Active Campaign Conditional Subject Line

But, with some changes, I can make my e-mail pretty standard. I can make it immediately take up the whole window, and I can modify the typography to be slightly larger, and have a little bit more leading. The most frustrating part of ActiveCampaign’s abundant text editor is adding images. Imagine you’ve just typed out an excellent e-mail. Active Campaign Conditional Subject Line.

You can’t merely add an image to a block of text. Rather, you need to produce two blocks of text: one for before the image, and one for after the image. If you’ve made any format modifications, you’ll need to watch on those to remain consistent. That’s one thing to deal with when you desire to include one image, however when you desire to add numerous, it ends up being a huge task.

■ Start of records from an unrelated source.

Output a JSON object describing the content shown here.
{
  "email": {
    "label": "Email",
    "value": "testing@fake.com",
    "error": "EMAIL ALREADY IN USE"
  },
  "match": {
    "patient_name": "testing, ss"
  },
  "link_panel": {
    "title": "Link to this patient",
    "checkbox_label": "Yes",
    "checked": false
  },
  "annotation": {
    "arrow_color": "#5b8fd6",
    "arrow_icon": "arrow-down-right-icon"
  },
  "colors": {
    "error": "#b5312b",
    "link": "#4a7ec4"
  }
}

They even have a fundamental mage editor where you can crop the image – Active Campaign Conditional Subject Line. MailChimp’s editor is the very best I have actually seen in all of the e-mail marketing platforms I’ve attempted. You have access to the underlying code, so you can produce a genuinely plain e-mail, offered you make a standard design template initially.

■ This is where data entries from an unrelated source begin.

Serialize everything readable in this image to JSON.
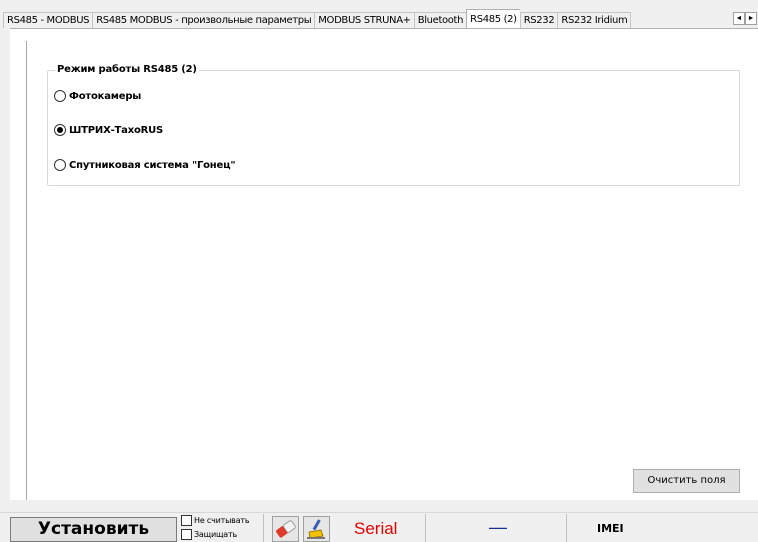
{
  "tabs": [
    {
      "label": "RS485 - MODBUS",
      "active": false
    },
    {
      "label": "RS485 MODBUS - произвольные параметры",
      "active": false
    },
    {
      "label": "MODBUS STRUNA+",
      "active": false
    },
    {
      "label": "Bluetooth",
      "active": false
    },
    {
      "label": "RS485 (2)",
      "active": true
    },
    {
      "label": "RS232",
      "active": false
    },
    {
      "label": "RS232 Iridium",
      "active": false
    }
  ],
  "tab_scroll": {
    "left_icon": "arrow-left-icon",
    "right_icon": "arrow-right-icon",
    "left_glyph": "◄",
    "right_glyph": "►"
  },
  "mode_group": {
    "title": "Режим работы RS485 (2)",
    "options": [
      {
        "label": "Фотокамеры",
        "selected": false
      },
      {
        "label": "ШТРИХ-ТахоRUS",
        "selected": true
      },
      {
        "label": "Спутниковая система \"Гонец\"",
        "selected": false
      }
    ]
  },
  "clear_button": "Очистить поля",
  "bottom": {
    "install_button": "Установить",
    "checkboxes": [
      {
        "label": "Не считывать",
        "checked": false
      },
      {
        "label": "Защищать",
        "checked": false
      }
    ],
    "icons": [
      "eraser-icon",
      "brush-icon"
    ],
    "serial": "Serial",
    "dash": "—",
    "imei": "IMEI",
    "colors": {
      "serial": "#e00000",
      "dash": "#1b2f8f"
    }
  }
}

Active Campaign Conditional Subject Line

MailChimp’s integrated image editor is exceptionally powerful. You can resize, crop, and add custom-made text to your images. I miss out on MailChimp’s email-editing experience (Active Campaign Conditional Subject Line). It would conserve me a little time to have that same experience on ActiveCampaign. However the highly-customizable automations I can construct on ActiveCampaign more than offset that possible time savings.

ConvertKit’s e-mail editing experience is really plain, but simple to browse. Their templates are restricted, which is fine with me, however their email editing experience is somewhat simpler because you can develop inline images, and you can produce an absolutely plain email, and even edit the underlying HTML. If you wish to make some quick edits to some emails in an automation, with ActiveCampaign, it’s troublesome.

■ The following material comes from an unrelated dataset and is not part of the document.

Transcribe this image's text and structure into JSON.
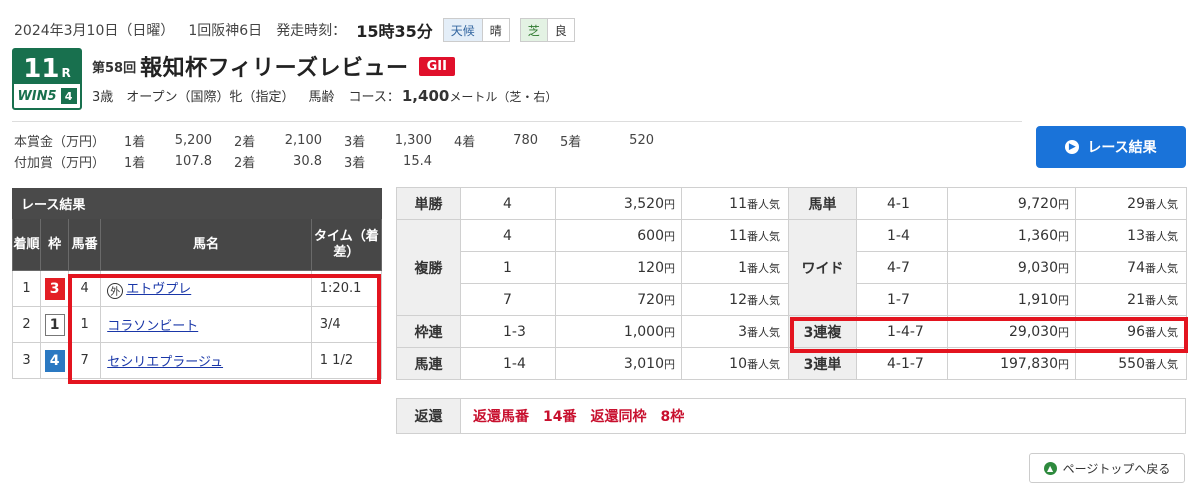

I’ll click an email, and it takes me to the editor for that e-mail. Keep in mind that I can’t even Command + Click to open it in another tab. Whether they meant to or not, ActiveCampaign has handicapped Command + Click from the automation editor. If I wished to change backward and forward in between various e-mails, I would intuitively be inclined open the exact same automation in different tabs, then open the respective emails from each of those tabs.

Active Campaign Conditional Subject Line

In the Automations area, there’s a “Handle Messages” area. From here, you can see all of the messages in each of your automations. You can edit every one, or you can Command + Click to open each in a new tab to more easily edit your whole sequence. Active Campaign Conditional Subject Line. Contrast that with ConvertKit’s Series.

Once again, it would save me a lot of time to have ConvertKit’s automation e-mail editing experience on ActiveCampaign – Active Campaign Conditional Subject Line. But picking an email marketing platform is like picking a partner. ActiveCampaign offsets it with their Message Variables, more robust automations, and advanced segmentation. Speaking of division, another factor I changed from MailChimp to ActiveCampaign was that MailChimp has actually limited segmentation options.

You can combine characteristics with an AND/OR operator, and you can blend and match those groups of traits with another AND/OR operator. With MailChimp, you can just segment by AND/OR, nevertheless MailChimp’s Pro strategy permits more sophisticated segmenting, for an additional $199 a month. In my look for the perfect e-mail marketing platform, I saw numerous others, some of which I’ve already pointed out.

Active Campaign Conditional Subject Line

ConvertKit. If I weren’t on ActiveCampaign, I would most likely be using ConvertKit. Their automations are a lot easier to build, though they aren’t as versatile as ActiveCampaign’s, and their segmentations choices aren’t as advanced either. They also do not have goal tracking, or Message Variables. MailChimp. You currently know that I switched from MailChimp to ActiveCampaign.